Entries from a dataset of interfaces
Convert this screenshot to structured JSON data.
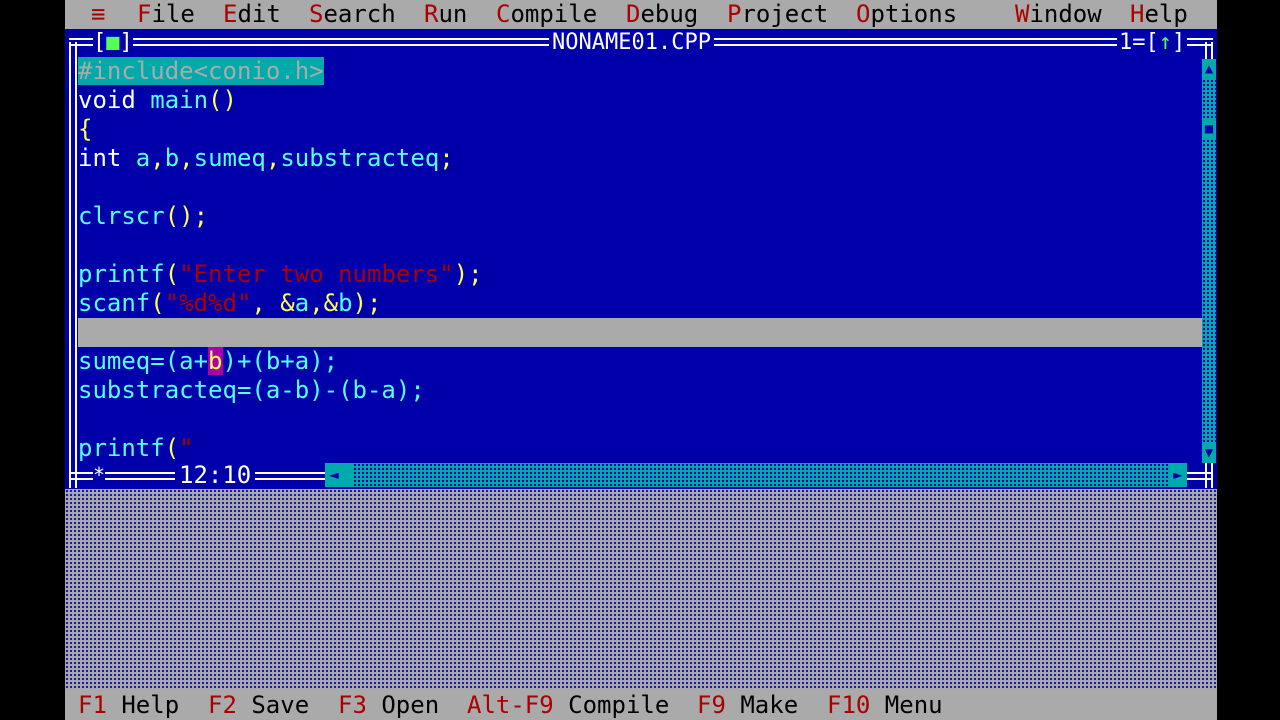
{
  "menubar": {
    "system": "≡",
    "items": [
      {
        "hot": "F",
        "rest": "ile"
      },
      {
        "hot": "E",
        "rest": "dit"
      },
      {
        "hot": "S",
        "rest": "earch"
      },
      {
        "hot": "R",
        "rest": "un"
      },
      {
        "hot": "C",
        "rest": "ompile"
      },
      {
        "hot": "D",
        "rest": "ebug"
      },
      {
        "hot": "P",
        "rest": "roject"
      },
      {
        "hot": "O",
        "rest": "ptions"
      },
      {
        "hot": "W",
        "rest": "indow"
      },
      {
        "hot": "H",
        "rest": "elp"
      }
    ]
  },
  "window": {
    "title": "NONAME01.CPP",
    "close_left": "[",
    "close_mark": "■",
    "close_right": "]",
    "number": "1=",
    "zoom_left": "[",
    "zoom_mark": "↑",
    "zoom_right": "]",
    "cursor_pos": "12:10",
    "modified_mark": "*",
    "arrows": {
      "up": "▲",
      "down": "▼",
      "left": "◄",
      "right": "►",
      "thumb": "■"
    }
  },
  "code": {
    "l1": "#include<conio.h>",
    "l2_kw": "void",
    "l2_fn": " main",
    "l2_pn": "()",
    "l3": "{",
    "l4_kw": "int",
    "l4_a": " a",
    "l4_c1": ",",
    "l4_b": "b",
    "l4_c2": ",",
    "l4_s": "sumeq",
    "l4_c3": ",",
    "l4_d": "substracteq",
    "l4_end": ";",
    "l6_fn": "clrscr",
    "l6_end": "();",
    "l8_fn": "printf",
    "l8_open": "(",
    "l8_str": "\"Enter two numbers\"",
    "l8_end": ");",
    "l9_fn": "scanf",
    "l9_open": "(",
    "l9_str": "\"%d%d\"",
    "l9_mid": ", &",
    "l9_a": "a",
    "l9_c": ",&",
    "l9_b": "b",
    "l9_end": ");",
    "l11_a": "sumeq=(a+",
    "l11_caret": "b",
    "l11_b": ")+(b+a);",
    "l12": "substracteq=(a-b)-(b-a);",
    "l14_fn": "printf",
    "l14_open": "(",
    "l14_str": "\""
  },
  "statusbar": [
    {
      "key": "F1",
      "label": " Help"
    },
    {
      "key": "F2",
      "label": " Save"
    },
    {
      "key": "F3",
      "label": " Open"
    },
    {
      "key": "Alt-F9",
      "label": " Compile"
    },
    {
      "key": "F9",
      "label": " Make"
    },
    {
      "key": "F10",
      "label": " Menu"
    }
  ]
}
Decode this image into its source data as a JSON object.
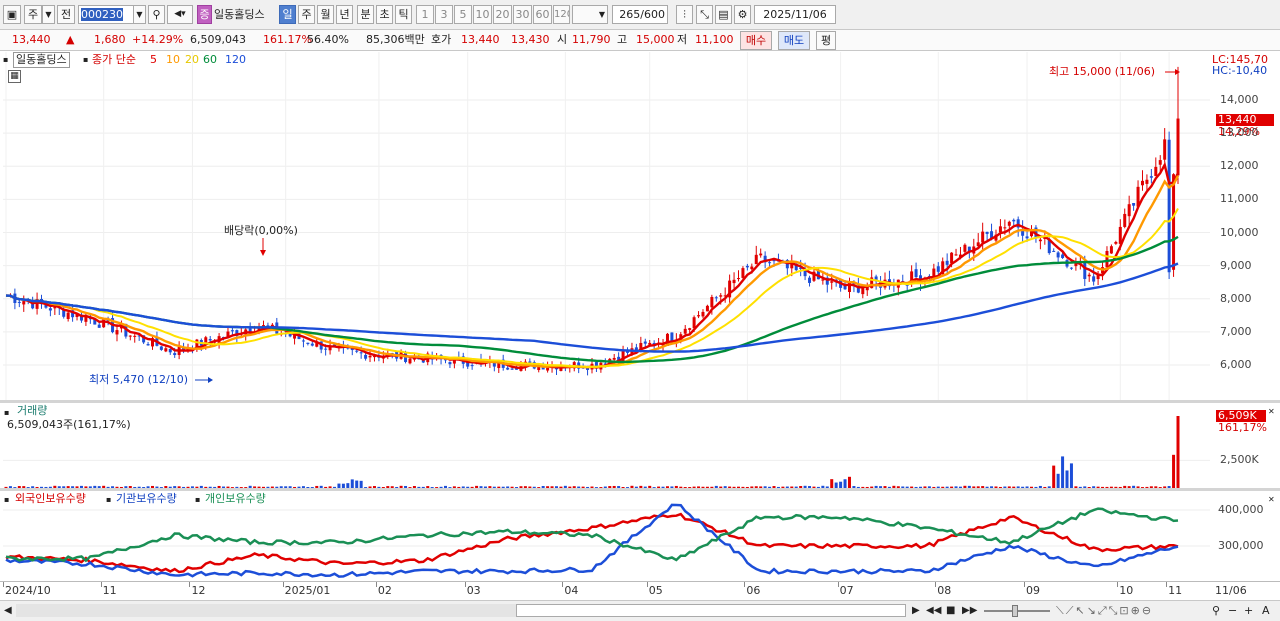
{
  "toolbar": {
    "market_tab1": "주",
    "market_tab2": "전",
    "code": "000230",
    "name_badge": "증",
    "stock_name": "일동홀딩스",
    "periods": [
      "일",
      "주",
      "월",
      "년",
      "분",
      "초",
      "틱"
    ],
    "tick_values": [
      "1",
      "3",
      "5",
      "10",
      "20",
      "30",
      "60",
      "120"
    ],
    "count": "265",
    "count_total": "/600",
    "date": "2025/11/06"
  },
  "quote": {
    "price": "13,440",
    "arrow": "▲",
    "change": "1,680",
    "pct": "+14.29%",
    "volume": "6,509,043",
    "vol_ratio": "161.17%",
    "turnover": "56.40%",
    "amount": "85,306백만",
    "ask_label": "호가",
    "ask": "13,440",
    "bid": "13,430",
    "open_label": "시",
    "open": "11,790",
    "high_label": "고",
    "high": "15,000",
    "low_label": "저",
    "low": "11,100",
    "buy": "매수",
    "sell": "매도",
    "avg": "평"
  },
  "price_panel": {
    "stock_name": "일동홀딩스",
    "ma_title": "종가 단순",
    "ma_periods": [
      "5",
      "10",
      "20",
      "60",
      "120"
    ],
    "ma_colors": [
      "#e00000",
      "#ff9900",
      "#ffe000",
      "#008c3a",
      "#1c4ed8"
    ],
    "high_note": "최고 15,000 (11/06)",
    "low_note": "최저 5,470 (12/10)",
    "dividend_note": "배당락(0,00%)",
    "lc": "LC:145,70",
    "hc": "HC:-10,40",
    "cur_price": "13,440",
    "cur_pct": "14,29%",
    "y_labels": [
      "14,000",
      "13,000",
      "12,000",
      "11,000",
      "10,000",
      "9,000",
      "8,000",
      "7,000",
      "6,000"
    ]
  },
  "volume_panel": {
    "title": "거래량",
    "info": "6,509,043주(161,17%)",
    "cur": "6,509K",
    "cur_pct": "161,17%",
    "y_labels": [
      "2,500K"
    ]
  },
  "holding_panel": {
    "series": [
      {
        "name": "외국인보유수량",
        "color": "#e00000"
      },
      {
        "name": "기관보유수량",
        "color": "#1c4ed8"
      },
      {
        "name": "개인보유수량",
        "color": "#1a8f55"
      }
    ],
    "y_labels": [
      "400,000",
      "300,000"
    ]
  },
  "x_labels": [
    "2024/10",
    "11",
    "12",
    "2025/01",
    "02",
    "03",
    "04",
    "05",
    "06",
    "07",
    "08",
    "09",
    "10",
    "11",
    "11/06"
  ],
  "chart_data": {
    "type": "candlestick",
    "x": [
      "2024/10",
      "11",
      "12",
      "2025/01",
      "02",
      "03",
      "04",
      "05",
      "06",
      "07",
      "08",
      "09",
      "10",
      "11",
      "11/06"
    ],
    "ylim": [
      5400,
      15000
    ],
    "close_track": [
      8100,
      7400,
      6400,
      7200,
      6400,
      6200,
      6000,
      6000,
      6900,
      9200,
      8300,
      8700,
      10400,
      8600,
      13440
    ],
    "high": 15000,
    "low": 5470,
    "volume_peak_k": 6509,
    "holdings": {
      "foreign": [
        270000,
        260000,
        230000,
        275000,
        250000,
        260000,
        320000,
        350000,
        390000,
        300000,
        300000,
        300000,
        380000,
        290000,
        300000
      ],
      "institution": [
        260000,
        250000,
        220000,
        225000,
        220000,
        230000,
        230000,
        235000,
        420000,
        230000,
        230000,
        230000,
        300000,
        240000,
        300000
      ],
      "individual": [
        265000,
        265000,
        330000,
        310000,
        310000,
        330000,
        340000,
        330000,
        260000,
        380000,
        380000,
        350000,
        310000,
        400000,
        370000
      ]
    }
  }
}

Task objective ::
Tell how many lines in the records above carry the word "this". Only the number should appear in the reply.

Answer section ::
2